> [Exercise details]: Track down each line below containing the string "data" and copy it.

*** Information provided Section Begins ***

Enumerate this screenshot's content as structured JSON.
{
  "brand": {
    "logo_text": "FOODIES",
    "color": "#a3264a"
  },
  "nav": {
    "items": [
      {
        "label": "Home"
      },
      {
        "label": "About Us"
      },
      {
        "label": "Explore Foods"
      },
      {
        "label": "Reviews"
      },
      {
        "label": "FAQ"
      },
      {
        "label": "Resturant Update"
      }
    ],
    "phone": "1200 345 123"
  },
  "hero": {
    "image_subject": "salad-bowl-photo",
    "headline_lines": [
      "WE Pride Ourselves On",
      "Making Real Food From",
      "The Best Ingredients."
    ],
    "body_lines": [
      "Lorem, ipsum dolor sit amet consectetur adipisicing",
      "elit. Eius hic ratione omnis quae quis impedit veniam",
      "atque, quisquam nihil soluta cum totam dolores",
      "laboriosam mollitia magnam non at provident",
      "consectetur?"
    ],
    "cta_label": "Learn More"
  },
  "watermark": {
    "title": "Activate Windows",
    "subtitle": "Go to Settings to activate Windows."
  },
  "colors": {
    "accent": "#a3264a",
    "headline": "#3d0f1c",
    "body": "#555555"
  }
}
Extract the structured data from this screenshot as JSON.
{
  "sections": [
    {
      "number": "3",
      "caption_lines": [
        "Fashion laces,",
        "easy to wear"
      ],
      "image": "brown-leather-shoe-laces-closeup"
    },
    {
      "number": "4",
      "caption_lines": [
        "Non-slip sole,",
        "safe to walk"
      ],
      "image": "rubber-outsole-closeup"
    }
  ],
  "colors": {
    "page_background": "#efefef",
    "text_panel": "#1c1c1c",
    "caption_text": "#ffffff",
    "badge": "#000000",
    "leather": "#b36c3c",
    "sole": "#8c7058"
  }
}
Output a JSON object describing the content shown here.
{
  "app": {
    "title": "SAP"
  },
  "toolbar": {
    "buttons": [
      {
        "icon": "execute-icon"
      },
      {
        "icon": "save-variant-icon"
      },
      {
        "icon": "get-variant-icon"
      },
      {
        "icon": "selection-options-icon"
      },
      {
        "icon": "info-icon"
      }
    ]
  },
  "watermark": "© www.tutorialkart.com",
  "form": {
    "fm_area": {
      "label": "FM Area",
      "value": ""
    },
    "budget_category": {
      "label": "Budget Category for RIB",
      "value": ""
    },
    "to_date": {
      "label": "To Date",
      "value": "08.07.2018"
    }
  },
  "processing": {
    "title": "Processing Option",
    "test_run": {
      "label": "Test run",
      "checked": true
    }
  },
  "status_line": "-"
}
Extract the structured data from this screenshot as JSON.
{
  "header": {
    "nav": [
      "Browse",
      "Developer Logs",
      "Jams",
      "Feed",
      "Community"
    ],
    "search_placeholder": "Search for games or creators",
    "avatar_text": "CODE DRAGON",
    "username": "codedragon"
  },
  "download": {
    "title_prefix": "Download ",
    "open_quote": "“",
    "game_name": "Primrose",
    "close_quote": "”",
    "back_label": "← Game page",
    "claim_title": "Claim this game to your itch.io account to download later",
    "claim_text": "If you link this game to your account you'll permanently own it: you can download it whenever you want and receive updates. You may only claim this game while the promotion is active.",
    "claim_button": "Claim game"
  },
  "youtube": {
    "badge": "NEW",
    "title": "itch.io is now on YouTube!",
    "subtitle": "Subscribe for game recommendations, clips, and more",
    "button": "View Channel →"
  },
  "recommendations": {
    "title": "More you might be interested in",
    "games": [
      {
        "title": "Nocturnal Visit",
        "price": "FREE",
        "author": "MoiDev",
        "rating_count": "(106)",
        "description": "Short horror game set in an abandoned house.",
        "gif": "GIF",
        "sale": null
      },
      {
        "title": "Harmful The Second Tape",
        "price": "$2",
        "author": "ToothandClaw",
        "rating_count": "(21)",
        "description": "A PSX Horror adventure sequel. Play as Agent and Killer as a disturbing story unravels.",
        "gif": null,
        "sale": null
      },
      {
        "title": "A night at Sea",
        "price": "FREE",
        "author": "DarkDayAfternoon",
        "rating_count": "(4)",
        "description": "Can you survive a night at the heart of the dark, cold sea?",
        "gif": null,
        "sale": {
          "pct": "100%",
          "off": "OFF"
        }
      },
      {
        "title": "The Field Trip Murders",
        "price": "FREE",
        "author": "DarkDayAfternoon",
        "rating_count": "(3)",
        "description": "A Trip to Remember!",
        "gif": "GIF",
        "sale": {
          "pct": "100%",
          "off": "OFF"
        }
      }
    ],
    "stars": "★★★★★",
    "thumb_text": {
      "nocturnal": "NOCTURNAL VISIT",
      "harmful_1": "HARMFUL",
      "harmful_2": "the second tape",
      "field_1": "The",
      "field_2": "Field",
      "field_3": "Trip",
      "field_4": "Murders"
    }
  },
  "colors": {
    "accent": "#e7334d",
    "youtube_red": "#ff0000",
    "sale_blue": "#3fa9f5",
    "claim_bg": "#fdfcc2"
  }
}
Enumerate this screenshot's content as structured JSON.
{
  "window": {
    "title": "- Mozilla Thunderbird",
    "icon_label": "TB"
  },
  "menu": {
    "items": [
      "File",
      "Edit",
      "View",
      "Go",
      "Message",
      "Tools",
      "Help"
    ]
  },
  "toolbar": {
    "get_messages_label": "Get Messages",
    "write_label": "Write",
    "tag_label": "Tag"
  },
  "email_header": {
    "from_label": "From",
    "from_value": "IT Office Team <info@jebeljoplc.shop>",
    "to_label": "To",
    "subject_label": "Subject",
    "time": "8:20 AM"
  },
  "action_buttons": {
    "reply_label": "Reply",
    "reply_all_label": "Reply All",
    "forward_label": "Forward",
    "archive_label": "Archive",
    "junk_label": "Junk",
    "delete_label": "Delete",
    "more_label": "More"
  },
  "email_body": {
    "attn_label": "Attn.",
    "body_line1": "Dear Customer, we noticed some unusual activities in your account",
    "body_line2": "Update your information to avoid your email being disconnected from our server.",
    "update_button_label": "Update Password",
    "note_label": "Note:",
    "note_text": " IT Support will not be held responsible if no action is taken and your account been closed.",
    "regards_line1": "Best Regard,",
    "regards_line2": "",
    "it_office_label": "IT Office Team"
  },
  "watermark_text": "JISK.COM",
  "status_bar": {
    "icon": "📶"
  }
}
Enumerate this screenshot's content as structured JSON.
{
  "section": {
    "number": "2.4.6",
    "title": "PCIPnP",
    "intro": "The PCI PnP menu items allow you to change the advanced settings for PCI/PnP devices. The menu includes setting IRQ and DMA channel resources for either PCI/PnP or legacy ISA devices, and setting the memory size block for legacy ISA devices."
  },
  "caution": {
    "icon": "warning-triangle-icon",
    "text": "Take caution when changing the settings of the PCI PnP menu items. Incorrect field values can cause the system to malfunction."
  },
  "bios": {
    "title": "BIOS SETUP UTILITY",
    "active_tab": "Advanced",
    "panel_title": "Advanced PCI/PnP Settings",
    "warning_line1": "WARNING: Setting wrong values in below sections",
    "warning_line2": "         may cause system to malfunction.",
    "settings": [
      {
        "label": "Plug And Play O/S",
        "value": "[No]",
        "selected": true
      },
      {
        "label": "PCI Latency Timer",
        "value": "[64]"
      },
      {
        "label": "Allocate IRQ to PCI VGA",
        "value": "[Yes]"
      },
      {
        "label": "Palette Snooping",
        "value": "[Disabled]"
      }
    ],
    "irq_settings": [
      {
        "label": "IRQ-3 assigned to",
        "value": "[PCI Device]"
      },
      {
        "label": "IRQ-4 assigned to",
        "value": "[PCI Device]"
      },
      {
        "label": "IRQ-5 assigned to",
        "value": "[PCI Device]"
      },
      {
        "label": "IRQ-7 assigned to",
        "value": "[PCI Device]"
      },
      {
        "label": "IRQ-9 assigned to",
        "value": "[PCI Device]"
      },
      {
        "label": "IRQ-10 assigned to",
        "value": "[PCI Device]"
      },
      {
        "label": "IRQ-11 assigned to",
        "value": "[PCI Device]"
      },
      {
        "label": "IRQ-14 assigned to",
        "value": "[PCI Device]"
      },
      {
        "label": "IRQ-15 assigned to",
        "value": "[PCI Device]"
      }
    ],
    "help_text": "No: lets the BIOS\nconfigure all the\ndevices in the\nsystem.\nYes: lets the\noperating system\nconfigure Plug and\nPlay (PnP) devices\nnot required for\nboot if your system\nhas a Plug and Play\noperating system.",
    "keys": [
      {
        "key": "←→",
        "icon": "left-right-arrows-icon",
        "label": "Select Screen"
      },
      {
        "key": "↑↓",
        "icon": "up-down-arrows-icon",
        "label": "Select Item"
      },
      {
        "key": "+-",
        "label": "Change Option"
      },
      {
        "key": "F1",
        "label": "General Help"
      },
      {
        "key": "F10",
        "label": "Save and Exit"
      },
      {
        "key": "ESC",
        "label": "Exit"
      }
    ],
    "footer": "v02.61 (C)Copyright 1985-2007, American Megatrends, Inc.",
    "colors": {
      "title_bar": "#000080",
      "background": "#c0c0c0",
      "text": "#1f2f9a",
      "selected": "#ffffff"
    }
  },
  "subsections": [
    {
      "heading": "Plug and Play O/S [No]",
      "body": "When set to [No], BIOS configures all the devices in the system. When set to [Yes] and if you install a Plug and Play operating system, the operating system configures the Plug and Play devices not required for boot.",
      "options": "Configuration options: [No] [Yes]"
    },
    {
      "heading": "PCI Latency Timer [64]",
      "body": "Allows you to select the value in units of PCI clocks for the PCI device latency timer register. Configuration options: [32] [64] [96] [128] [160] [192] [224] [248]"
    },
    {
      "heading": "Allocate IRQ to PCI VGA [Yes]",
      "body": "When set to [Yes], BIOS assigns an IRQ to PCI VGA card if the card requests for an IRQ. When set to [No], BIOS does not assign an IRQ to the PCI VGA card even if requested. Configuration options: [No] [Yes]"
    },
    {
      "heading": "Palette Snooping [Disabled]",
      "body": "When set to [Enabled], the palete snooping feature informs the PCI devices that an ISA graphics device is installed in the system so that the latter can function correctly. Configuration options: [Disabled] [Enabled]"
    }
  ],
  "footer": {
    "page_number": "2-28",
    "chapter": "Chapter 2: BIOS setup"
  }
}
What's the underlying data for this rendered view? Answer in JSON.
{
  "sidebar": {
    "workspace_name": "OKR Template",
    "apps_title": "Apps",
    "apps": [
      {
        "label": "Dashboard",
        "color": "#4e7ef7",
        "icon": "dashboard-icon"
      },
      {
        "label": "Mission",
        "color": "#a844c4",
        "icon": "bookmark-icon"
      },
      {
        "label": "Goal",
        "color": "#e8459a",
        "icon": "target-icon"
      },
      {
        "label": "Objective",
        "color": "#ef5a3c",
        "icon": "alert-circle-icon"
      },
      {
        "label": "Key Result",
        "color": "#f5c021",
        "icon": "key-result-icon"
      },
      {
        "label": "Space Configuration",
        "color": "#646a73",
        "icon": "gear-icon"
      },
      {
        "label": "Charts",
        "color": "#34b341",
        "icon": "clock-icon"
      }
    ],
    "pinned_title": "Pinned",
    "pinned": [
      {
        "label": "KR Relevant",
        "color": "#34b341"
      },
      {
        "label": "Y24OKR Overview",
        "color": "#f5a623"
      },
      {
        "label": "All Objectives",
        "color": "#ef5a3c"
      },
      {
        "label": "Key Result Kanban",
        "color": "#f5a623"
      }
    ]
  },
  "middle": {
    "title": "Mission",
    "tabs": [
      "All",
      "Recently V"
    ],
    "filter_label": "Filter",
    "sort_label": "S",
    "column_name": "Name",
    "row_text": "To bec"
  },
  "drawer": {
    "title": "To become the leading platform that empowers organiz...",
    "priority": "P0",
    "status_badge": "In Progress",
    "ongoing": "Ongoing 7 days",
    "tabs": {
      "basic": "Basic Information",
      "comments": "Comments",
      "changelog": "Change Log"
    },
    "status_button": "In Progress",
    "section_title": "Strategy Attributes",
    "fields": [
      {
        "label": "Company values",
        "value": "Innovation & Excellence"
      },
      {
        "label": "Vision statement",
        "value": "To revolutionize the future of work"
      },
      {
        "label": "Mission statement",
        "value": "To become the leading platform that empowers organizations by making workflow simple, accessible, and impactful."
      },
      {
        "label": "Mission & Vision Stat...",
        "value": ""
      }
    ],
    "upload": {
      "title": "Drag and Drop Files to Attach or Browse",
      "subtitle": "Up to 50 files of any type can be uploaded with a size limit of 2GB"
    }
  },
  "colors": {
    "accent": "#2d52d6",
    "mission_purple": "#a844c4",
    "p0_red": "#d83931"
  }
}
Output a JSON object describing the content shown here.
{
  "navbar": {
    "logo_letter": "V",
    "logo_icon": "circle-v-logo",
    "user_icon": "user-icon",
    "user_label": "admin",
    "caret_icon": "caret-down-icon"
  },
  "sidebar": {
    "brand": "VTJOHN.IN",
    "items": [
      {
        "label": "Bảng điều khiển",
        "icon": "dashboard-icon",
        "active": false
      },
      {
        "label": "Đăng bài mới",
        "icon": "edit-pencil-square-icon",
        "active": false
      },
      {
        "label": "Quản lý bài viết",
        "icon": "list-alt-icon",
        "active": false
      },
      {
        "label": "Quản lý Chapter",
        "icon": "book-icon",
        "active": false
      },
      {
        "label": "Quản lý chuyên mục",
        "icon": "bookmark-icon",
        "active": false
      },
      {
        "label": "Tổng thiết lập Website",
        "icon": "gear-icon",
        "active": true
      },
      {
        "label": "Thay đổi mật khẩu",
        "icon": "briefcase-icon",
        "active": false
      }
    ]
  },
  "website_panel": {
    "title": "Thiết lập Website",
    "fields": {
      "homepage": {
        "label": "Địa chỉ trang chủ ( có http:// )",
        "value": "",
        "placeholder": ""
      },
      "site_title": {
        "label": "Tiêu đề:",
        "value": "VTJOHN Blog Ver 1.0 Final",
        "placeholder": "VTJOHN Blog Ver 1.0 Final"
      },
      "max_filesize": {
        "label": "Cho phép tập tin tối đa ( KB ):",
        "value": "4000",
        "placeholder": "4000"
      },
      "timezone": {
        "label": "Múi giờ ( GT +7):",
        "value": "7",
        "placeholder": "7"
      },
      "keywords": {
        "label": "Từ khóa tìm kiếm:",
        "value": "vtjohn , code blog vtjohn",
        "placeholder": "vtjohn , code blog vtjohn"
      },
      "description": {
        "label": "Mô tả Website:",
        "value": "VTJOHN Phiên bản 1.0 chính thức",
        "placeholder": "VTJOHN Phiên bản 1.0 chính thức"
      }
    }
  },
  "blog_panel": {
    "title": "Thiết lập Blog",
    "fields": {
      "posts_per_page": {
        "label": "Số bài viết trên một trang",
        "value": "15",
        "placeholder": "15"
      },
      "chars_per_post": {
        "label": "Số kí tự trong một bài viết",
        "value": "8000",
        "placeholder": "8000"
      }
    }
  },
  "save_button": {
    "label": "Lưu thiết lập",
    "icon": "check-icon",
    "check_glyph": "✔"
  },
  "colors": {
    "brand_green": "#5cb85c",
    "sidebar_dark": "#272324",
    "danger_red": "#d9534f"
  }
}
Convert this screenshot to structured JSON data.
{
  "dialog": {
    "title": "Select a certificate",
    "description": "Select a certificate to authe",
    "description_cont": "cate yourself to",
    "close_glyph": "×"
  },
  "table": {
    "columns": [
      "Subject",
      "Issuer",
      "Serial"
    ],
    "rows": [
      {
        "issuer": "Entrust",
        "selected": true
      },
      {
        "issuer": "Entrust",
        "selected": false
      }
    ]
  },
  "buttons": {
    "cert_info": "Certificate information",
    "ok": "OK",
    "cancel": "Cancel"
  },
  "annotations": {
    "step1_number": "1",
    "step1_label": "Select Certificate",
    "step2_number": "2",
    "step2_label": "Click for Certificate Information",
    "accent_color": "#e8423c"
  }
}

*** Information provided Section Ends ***

> [Result of this exercise]:
Extract the structured data from this screenshot as JSON.
Extract the structured data from this screenshot as JSON.
What's the underlying data for this rendered view? Answer in JSON.
Convert this screenshot to structured JSON data.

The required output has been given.